● **ACTION ITEM**
In the data that follows, count each line holding the string "denne"; answer with the number only.

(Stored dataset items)

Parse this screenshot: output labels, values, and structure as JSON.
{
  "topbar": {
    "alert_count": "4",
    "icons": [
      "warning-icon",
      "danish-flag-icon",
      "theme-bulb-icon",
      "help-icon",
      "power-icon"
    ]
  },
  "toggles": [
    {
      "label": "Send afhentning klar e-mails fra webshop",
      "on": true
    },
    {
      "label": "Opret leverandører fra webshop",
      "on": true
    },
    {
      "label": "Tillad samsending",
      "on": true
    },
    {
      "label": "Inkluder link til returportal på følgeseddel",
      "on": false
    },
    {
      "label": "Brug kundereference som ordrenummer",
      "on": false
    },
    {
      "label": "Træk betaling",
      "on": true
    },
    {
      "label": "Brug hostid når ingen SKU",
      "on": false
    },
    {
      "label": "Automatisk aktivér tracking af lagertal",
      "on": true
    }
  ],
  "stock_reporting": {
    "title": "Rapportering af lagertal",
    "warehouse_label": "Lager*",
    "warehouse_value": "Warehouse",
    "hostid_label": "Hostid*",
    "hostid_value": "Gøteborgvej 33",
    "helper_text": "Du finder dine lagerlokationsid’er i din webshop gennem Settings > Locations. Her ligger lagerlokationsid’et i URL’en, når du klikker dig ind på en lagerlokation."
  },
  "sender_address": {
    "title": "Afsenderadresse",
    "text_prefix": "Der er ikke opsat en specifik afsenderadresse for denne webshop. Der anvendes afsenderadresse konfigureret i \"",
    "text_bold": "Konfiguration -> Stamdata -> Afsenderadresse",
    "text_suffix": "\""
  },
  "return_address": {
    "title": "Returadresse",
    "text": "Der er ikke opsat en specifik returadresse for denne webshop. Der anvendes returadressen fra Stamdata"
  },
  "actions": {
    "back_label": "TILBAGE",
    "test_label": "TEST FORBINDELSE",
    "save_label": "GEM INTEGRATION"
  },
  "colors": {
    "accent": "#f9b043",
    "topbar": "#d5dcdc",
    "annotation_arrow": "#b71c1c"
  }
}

● **TASK SOLUTION**
2